In The German Way of War, Robert Citino argues that Auftragstaktik may not be replicable outside of the Prussian/German tradition from which it rose. Similarly, Eitan Shamir’s Transforming Command argues that, given internal and external organizational pressures restricting the latitude of leaders, no military can fully embrace Auftragstaktikas the Germans envisioned it. Adopting Mission Command does little to refute Citino or Shamir, leaving the reader with a simple history lesson on the development of Auftragstaktik theory, but no proof that, as a style of mission command, it is repeatable in an American context.

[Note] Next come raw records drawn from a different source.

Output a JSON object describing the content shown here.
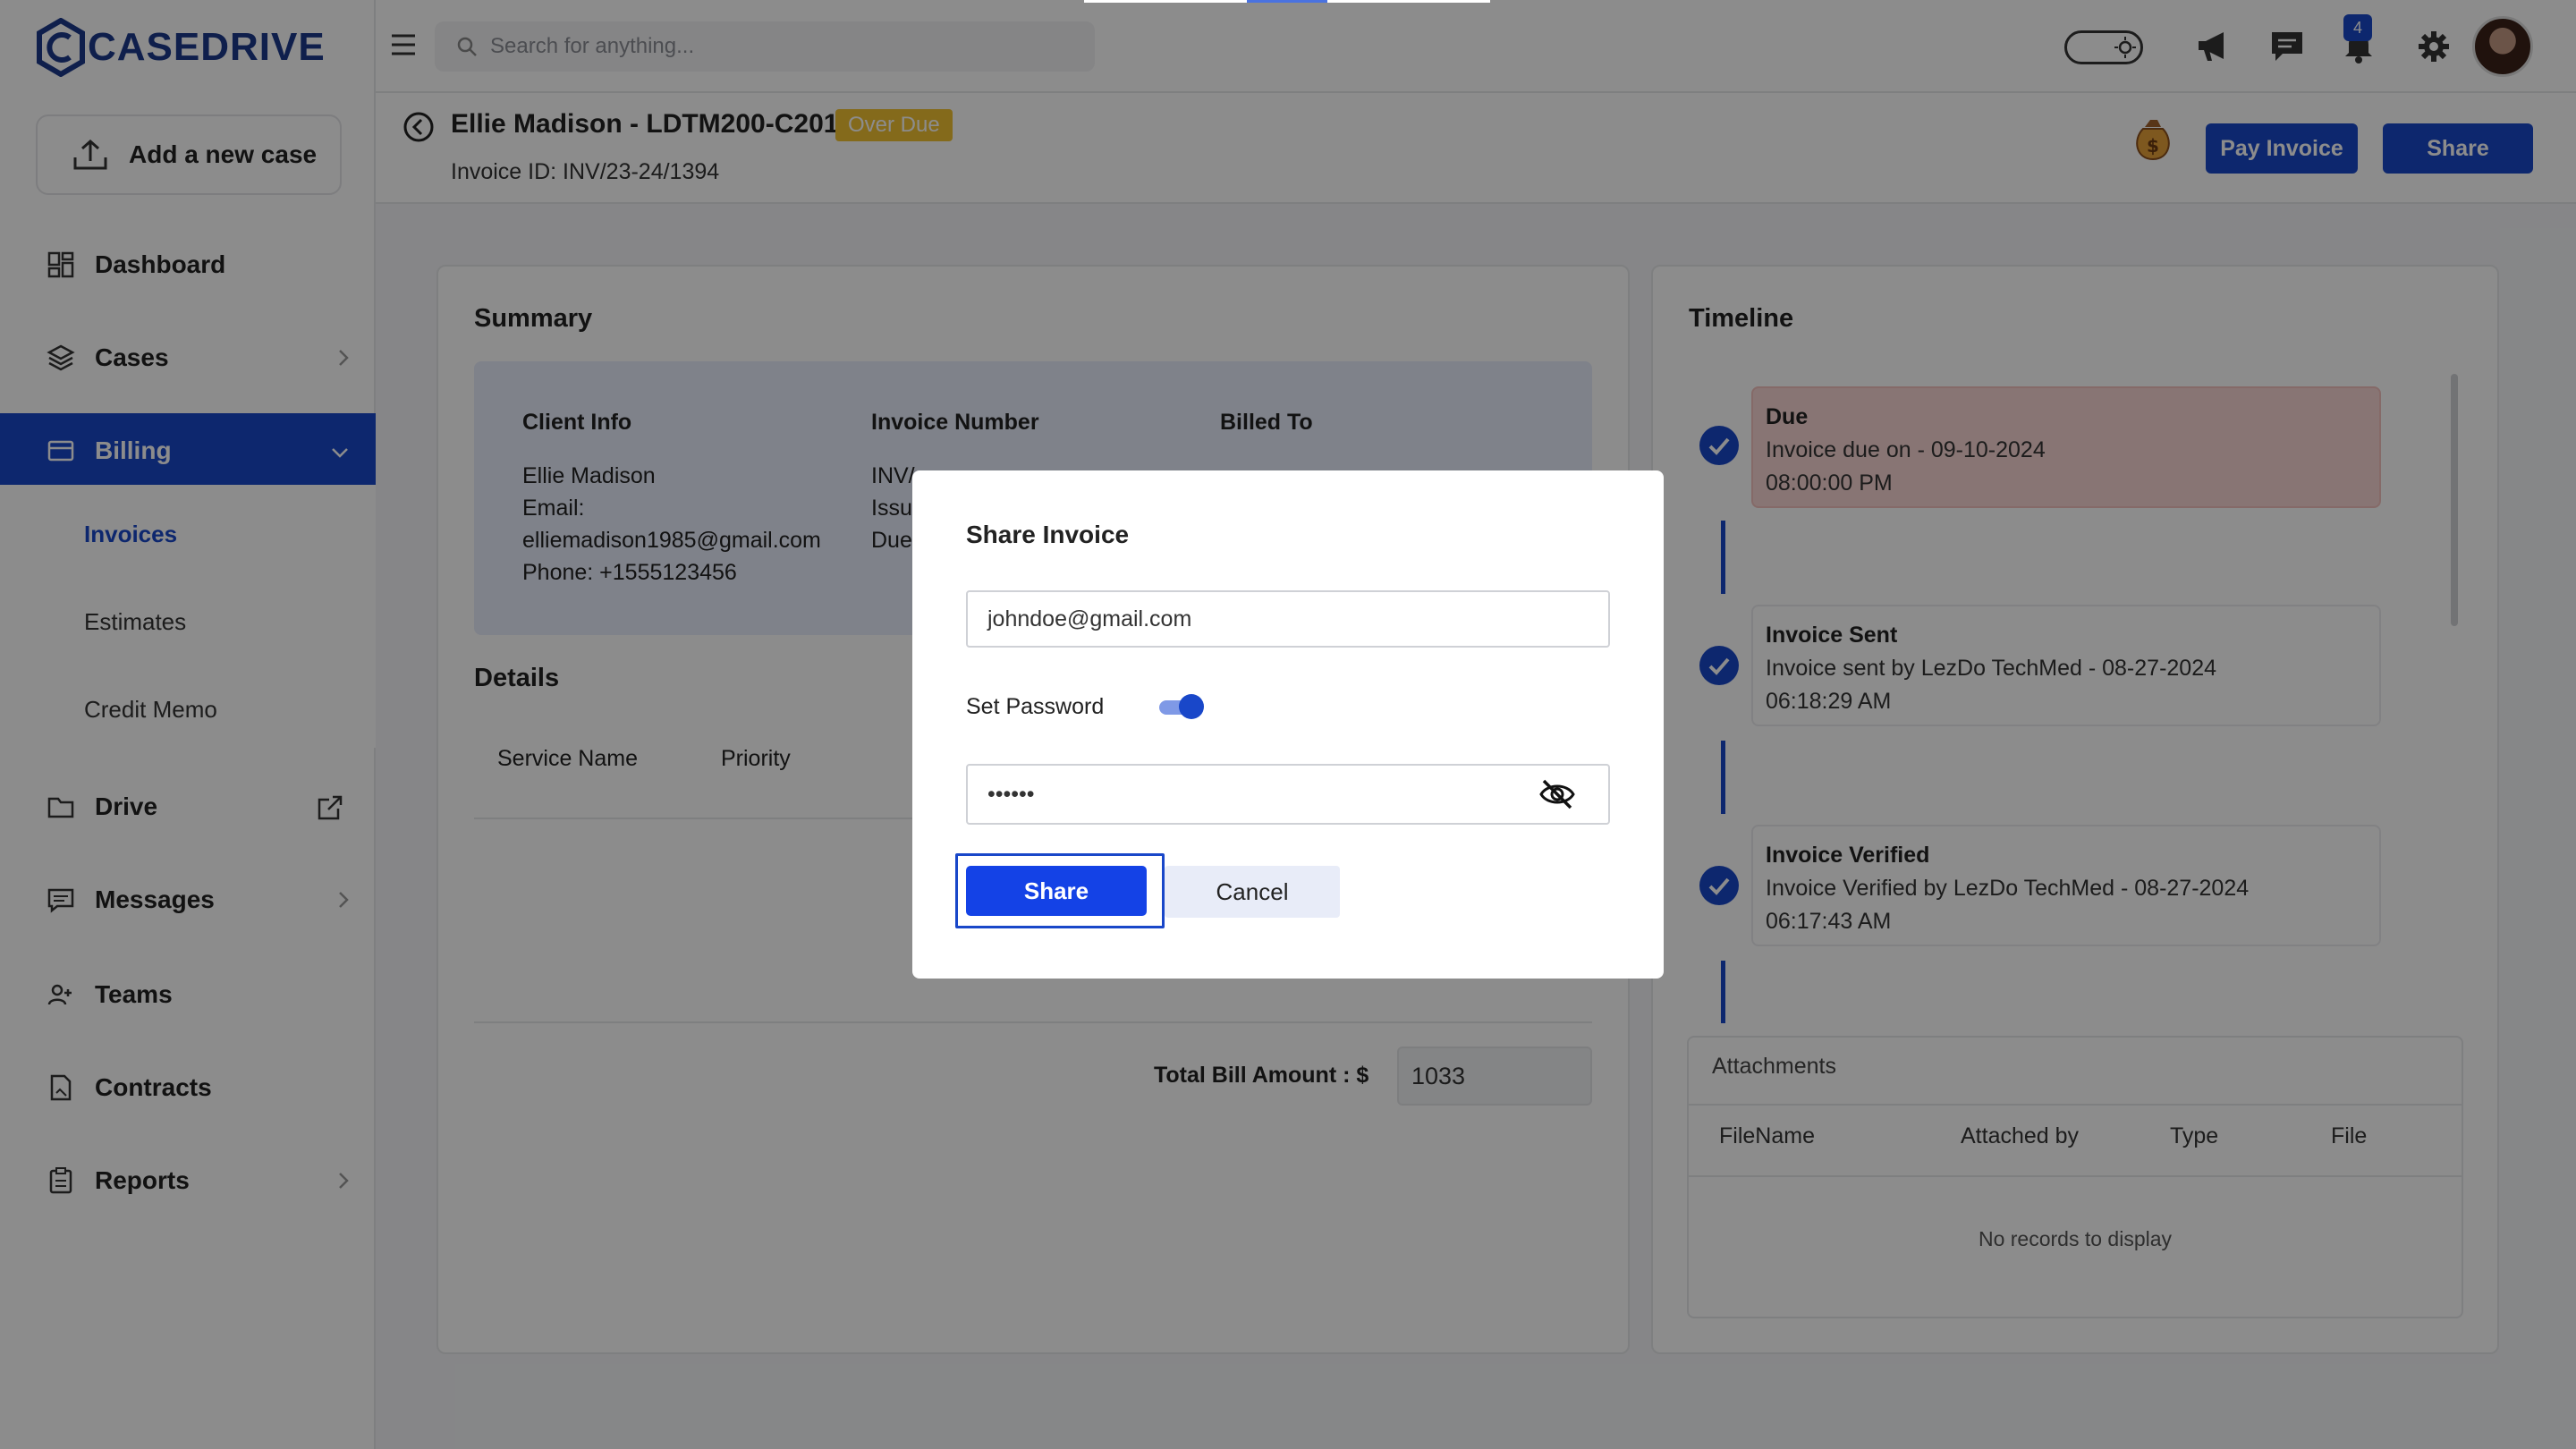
{
  "app": {
    "logo_text": "CASEDRIVE",
    "accent_color": "#1947c9",
    "search_placeholder": "Search for anything..."
  },
  "sidebar": {
    "add_case_label": "Add a new case",
    "items": [
      {
        "label": "Dashboard",
        "icon": "dashboard-icon"
      },
      {
        "label": "Cases",
        "icon": "layers-icon"
      },
      {
        "label": "Billing",
        "icon": "billing-icon",
        "active": true
      },
      {
        "label": "Drive",
        "icon": "folder-icon"
      },
      {
        "label": "Messages",
        "icon": "message-icon"
      },
      {
        "label": "Teams",
        "icon": "teams-icon"
      },
      {
        "label": "Contracts",
        "icon": "contract-icon"
      },
      {
        "label": "Reports",
        "icon": "report-icon"
      }
    ],
    "billing_sub": [
      {
        "label": "Invoices",
        "active": true
      },
      {
        "label": "Estimates"
      },
      {
        "label": "Credit Memo"
      }
    ]
  },
  "topbar": {
    "notification_count": "4"
  },
  "header": {
    "title": "Ellie Madison - LDTM200-C201",
    "status_badge": "Over Due",
    "invoice_id": "Invoice ID: INV/23-24/1394",
    "pay_button": "Pay Invoice",
    "share_button": "Share"
  },
  "summary": {
    "title": "Summary",
    "col_client": "Client Info",
    "col_invoice": "Invoice Number",
    "col_billed": "Billed To",
    "client_name": "Ellie Madison",
    "client_email_label": "Email:",
    "client_email": "elliemadison1985@gmail.com",
    "client_phone": "Phone: +1555123456",
    "invoice_line1": "INV/",
    "invoice_line2": "Issu",
    "invoice_line3": "Due"
  },
  "details": {
    "title": "Details",
    "columns": [
      "Service Name",
      "Priority"
    ],
    "total_label": "Total Bill Amount : $",
    "total_value": "1033"
  },
  "timeline": {
    "title": "Timeline",
    "events": [
      {
        "heading": "Due",
        "line1": "Invoice due on - 09-10-2024",
        "line2": "08:00:00 PM"
      },
      {
        "heading": "Invoice Sent",
        "line1": "Invoice sent by LezDo TechMed - 08-27-2024",
        "line2": "06:18:29 AM"
      },
      {
        "heading": "Invoice Verified",
        "line1": "Invoice Verified by LezDo TechMed - 08-27-2024",
        "line2": "06:17:43 AM"
      }
    ]
  },
  "attachments": {
    "title": "Attachments",
    "columns": [
      "FileName",
      "Attached by",
      "Type",
      "File"
    ],
    "empty_text": "No records to display"
  },
  "modal": {
    "title": "Share Invoice",
    "email_value": "johndoe@gmail.com",
    "set_password_label": "Set Password",
    "password_toggle_on": true,
    "password_value": "••••••",
    "share_label": "Share",
    "cancel_label": "Cancel"
  }
}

Adopting Mission Command does make a convincing argument that an Industrial Age military education system is holding the Army back, slowing and complicating the very changes the Army seeks to implement, even if the reader doubts whether mission command can be fully implemented in the first place. The Army’s teaching methods prevent soldiers and leaders from developing the critical thinking skills they need on the battlefield. Vandergriff explores outcomes-based training and education in some detail, and argues that the training ideals developed and implemented by Gen. William DePuy conflict with the latest data in educational teaching methods and that the Army continues to focus too much on outdated learning styles.

Vandergriff argues that the consequence is an Army style training that produces soldiers and leaders too focused on training to the test and under-prepared for the problem solving necessary on the modern battlefield. Adopting Mission Command’s greatest contribution is as a practical expansion of the discussion of how the US Army can start training its leaders to build some critical-thinking competencies. Vandergriff provides his reader example lesson plans for tactical decision exercises (TDEs), practical examples of war games for the staff, and ten detailed examples of TDEs centered on combat-focused physical training that seem best executed at tactical units with little change to the already scheduled training.

Adopting Mission Command is an imperfect work, and readers hoping for a deeper understanding of mission command as an adaption concept or its applications to higher military thought should look elsewhere. Still, Vandergriff’s ideas on reforming tactical-level training will prove valuable to tactical-level leaders. If nothing else, the author has offered the reader of Adopting Mission Command a practical handbook on how to train better leaders at the margins of mission command—where strategy and operations give way to tactics, and soldier life or death.

Travis Zahnow is a US Army officer, a graduate of West Point, and an MA candidate at the Johns Hopkins School of Advanced International Studies, where he is concentrating in strategic studies and international economics.

The views expressed are those of the author and do not reflect the official position of the Johns Hopkins School of Advanced International Studies, the United States Military Academy, Department of the Army, or Department of Defense.

Image credit: Staff Sgt. Noshoba Davis, US Army